Take the 2-minute tour ×
Stack Overflow is a question and answer site for professional and enthusiast programmers. It's 100% free, no registration required.

My users enter a username and password for a third party service. I do an ajax call to that service to authenticate them. The issue is that if they enter the wrong username and password the browser (at least firefox) will display an "authentication required" dialog. If they then enter the correct username and password in that dialog, my ajax call will return a "success", and it will appear that the original user/pass they entered was correct, when it is not (since they changed it).

Is there any way to either suppress this dialog (so I can then have my service tell them to correct their user/pass) or somehow grab the correct username and password that the user entered in the browsers dialog? This is a firefox extension.. so I'm sure there is some way to grab the correct pass/login from the request.. but It would be nice if there was a simpler method via javascript.

jQuery.ajax({
  type: "GET",
  dataType: "xml",
  url: endpoint,
  username: username,
  password: password,
  success: function(data,status) {
    // Do something
  },
  error: function(XMLHttpRequest, textStatus, errorThrown){
    alert(errorThrown);
  }
});
share|improve this question
add comment

6 Answers 6

up vote 1 down vote accepted

I've solved this problem by putting a proxy in between the browser and the service that requires authentication, in my case, a java servlet. The browser sends the AJAX request to the servlet, which forwards the request to the service, then sends back the services' response, omitting the "WWW-Authenticate" header. Your browser app. handles the HTTP 200 or 401 response code accordingly.

Similarly, the proxy could always return a 200 with a json response indicating the results of the forwarded request. This way you can discern the difference between a failure of your proxy and the response of the service.

One tricky thing you may have to deal with - if the far-end service responds with a set-cookie header, say because it's created a session for your client, then you have (at least) 2 possible paths to take.

  1. your proxy will remember the cookie, your browser app. always goes through the proxy for this service, and the proxy adds this cookie to the subsequent forwarded requests. or
  2. you ignore the service's cookie, and have the browser re-authenticate directly with the service once you've verified the username and password via the proxy. Though this may have the side-effect of creating an orphaned session with the service
share|improve this answer
add comment

HTTP Basic Authentication with JQuery

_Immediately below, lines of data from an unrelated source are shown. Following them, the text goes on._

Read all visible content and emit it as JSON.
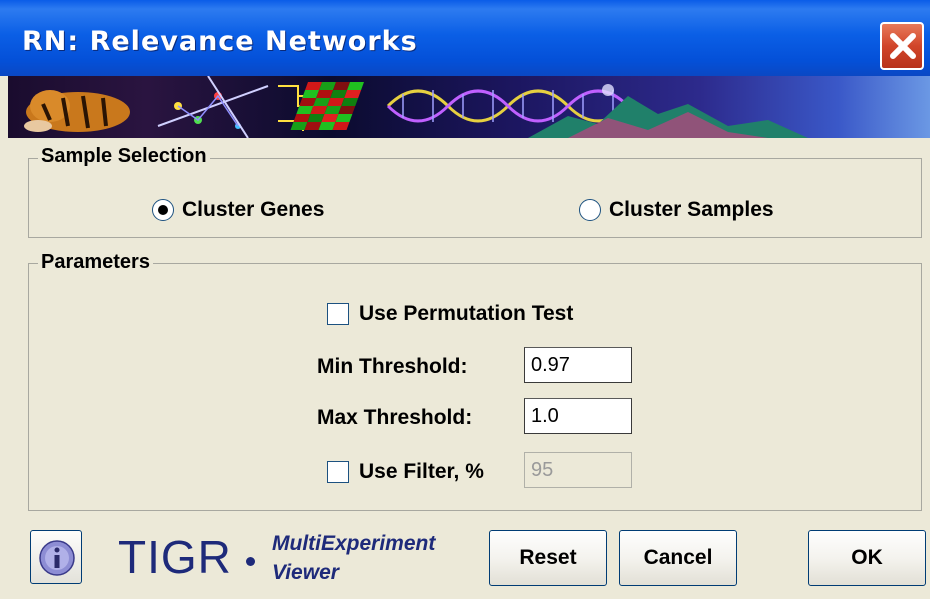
{
  "window": {
    "title": "RN: Relevance Networks"
  },
  "sample_selection": {
    "title": "Sample Selection",
    "options": [
      {
        "label": "Cluster Genes",
        "selected": true
      },
      {
        "label": "Cluster Samples",
        "selected": false
      }
    ]
  },
  "parameters": {
    "title": "Parameters",
    "use_permutation_test": {
      "label": "Use Permutation Test",
      "checked": false
    },
    "min_threshold": {
      "label": "Min Threshold:",
      "value": "0.97"
    },
    "max_threshold": {
      "label": "Max Threshold:",
      "value": "1.0"
    },
    "use_filter": {
      "label": "Use Filter, %",
      "checked": false,
      "value": "95"
    }
  },
  "footer": {
    "logo_text": "TIGR",
    "product_line1": "MultiExperiment",
    "product_line2": "Viewer",
    "buttons": {
      "reset": "Reset",
      "cancel": "Cancel",
      "ok": "OK"
    }
  },
  "icons": [
    "close-icon",
    "info-icon",
    "banner-image"
  ],
  "colors": {
    "titlebar": "#0b5fe6",
    "close": "#d1452a",
    "logo": "#1e2a7a",
    "background": "#ece9d8"
  }
}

share|improve this answer
    
The jQuery function already does authentication with the username and password specified in the ajax function. The problem is that if those credentials fail the browser then pops up an authentication dialog. –  makeee Oct 26 '09 at 20:20
    
Answer containing just a link is not very useful. –  svick Jul 22 '12 at 1:14
add comment

How about not using HTTP Authentication? Use a standard login with cookies, or simply POST the username/password the user supplies to the script and check the details against a database of users.

share|improve this answer
    
He said it is cause of a third party product. –  jantimon Nov 9 '09 at 15:27
add comment

Without jquery (does not work in IE, but that is OK for a firefox extensions):

var xhr = new XMLHttpRequest();
xhr.open("GET", "http://example.com", true, "username", "password");
xhr.onreadystatechange = function(){
  if(this.readyState == 4){
    if(this.status == 200){
      alert("we got a response");
    }
  }
}
xhr.send();
share|improve this answer
add comment

You can't do it in IE or firefox, and you never will be able to from javascript for security reasons. There is no browser setting that lets the user avoid getting prompted for http authentication. This gets real annoying when you have 50 images all requiring http authentication.

share|improve this answer
    
not true: developer.mozilla.org/en/XmlHttpRequest#open%28%29 –  Marius Nov 9 '09 at 15:10
add comment

Instead of the url string being "http://blah.com", make it "http://user:password@blah.com"

// Note that you might need to trim http:// out of endpoint first
url: 'http://' + username + ':' + password + '@' + endpoint,
share|improve this answer
    
Would that actually solve the problem though? I'd expect that if the username and password specified in the URL were incorrect, the remote server would still issue a 401 response... –  Andrzej Doyle Nov 9 '09 at 15:09
add comment

Your Answer

 
discard

By posting your answer, you agree to the privacy policy and terms of service.

Not the answer you're looking for? Browse other questions tagged or ask your own question.